• [TASK DESCRIPTION]
Could you set down the lines below, from the one containing "Enumerate this screenshot's" through the final line, exactly as written?

** Opening RECORDS SUPPLIED block **

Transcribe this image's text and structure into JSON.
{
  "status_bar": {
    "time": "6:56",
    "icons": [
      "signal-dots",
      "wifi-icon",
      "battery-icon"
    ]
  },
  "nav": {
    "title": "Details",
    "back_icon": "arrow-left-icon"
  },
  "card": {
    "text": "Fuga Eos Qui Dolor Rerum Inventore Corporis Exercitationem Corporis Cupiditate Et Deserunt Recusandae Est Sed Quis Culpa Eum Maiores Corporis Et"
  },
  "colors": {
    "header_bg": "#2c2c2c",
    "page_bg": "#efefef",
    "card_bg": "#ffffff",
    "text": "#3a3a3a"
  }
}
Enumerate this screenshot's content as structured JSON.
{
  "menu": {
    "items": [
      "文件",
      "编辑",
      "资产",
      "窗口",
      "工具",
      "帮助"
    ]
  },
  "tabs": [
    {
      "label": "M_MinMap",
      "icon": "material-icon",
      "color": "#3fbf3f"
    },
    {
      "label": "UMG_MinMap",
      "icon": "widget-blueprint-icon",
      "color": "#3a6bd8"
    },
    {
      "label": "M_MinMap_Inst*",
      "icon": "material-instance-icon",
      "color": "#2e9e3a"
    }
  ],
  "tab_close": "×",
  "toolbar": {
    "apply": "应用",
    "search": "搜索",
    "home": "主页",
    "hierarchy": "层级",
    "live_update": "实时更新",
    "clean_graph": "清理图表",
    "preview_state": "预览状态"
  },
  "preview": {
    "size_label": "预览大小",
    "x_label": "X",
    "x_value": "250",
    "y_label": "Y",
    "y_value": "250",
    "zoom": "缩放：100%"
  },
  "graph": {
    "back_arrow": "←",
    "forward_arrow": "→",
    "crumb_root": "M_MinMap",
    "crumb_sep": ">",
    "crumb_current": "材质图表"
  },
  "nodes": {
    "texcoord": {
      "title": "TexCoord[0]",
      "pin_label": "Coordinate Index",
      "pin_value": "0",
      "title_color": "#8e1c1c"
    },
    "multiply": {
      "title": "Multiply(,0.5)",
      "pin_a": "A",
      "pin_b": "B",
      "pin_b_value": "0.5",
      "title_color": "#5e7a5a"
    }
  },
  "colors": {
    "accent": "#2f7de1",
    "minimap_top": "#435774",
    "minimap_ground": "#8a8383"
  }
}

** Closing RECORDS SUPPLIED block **

• [TASK RESPONSE]
Enumerate this screenshot's content as structured JSON.
{
  "menu": {
    "items": [
      "文件",
      "编辑",
      "资产",
      "窗口",
      "工具",
      "帮助"
    ]
  },
  "tabs": [
    {
      "label": "M_MinMap",
      "icon": "material-icon",
      "color": "#3fbf3f"
    },
    {
      "label": "UMG_MinMap",
      "icon": "widget-blueprint-icon",
      "color": "#3a6bd8"
    },
    {
      "label": "M_MinMap_Inst*",
      "icon": "material-instance-icon",
      "color": "#2e9e3a"
    }
  ],
  "tab_close": "×",
  "toolbar": {
    "apply": "应用",
    "search": "搜索",
    "home": "主页",
    "hierarchy": "层级",
    "live_update": "实时更新",
    "clean_graph": "清理图表",
    "preview_state": "预览状态"
  },
  "preview": {
    "size_label": "预览大小",
    "x_label": "X",
    "x_value": "250",
    "y_label": "Y",
    "y_value": "250",
    "zoom": "缩放：100%"
  },
  "graph": {
    "back_arrow": "←",
    "forward_arrow": "→",
    "crumb_root": "M_MinMap",
    "crumb_sep": ">",
    "crumb_current": "材质图表"
  },
  "nodes": {
    "texcoord": {
      "title": "TexCoord[0]",
      "pin_label": "Coordinate Index",
      "pin_value": "0",
      "title_color": "#8e1c1c"
    },
    "multiply": {
      "title": "Multiply(,0.5)",
      "pin_a": "A",
      "pin_b": "B",
      "pin_b_value": "0.5",
      "title_color": "#5e7a5a"
    }
  },
  "colors": {
    "accent": "#2f7de1",
    "minimap_top": "#435774",
    "minimap_ground": "#8a8383"
  }
}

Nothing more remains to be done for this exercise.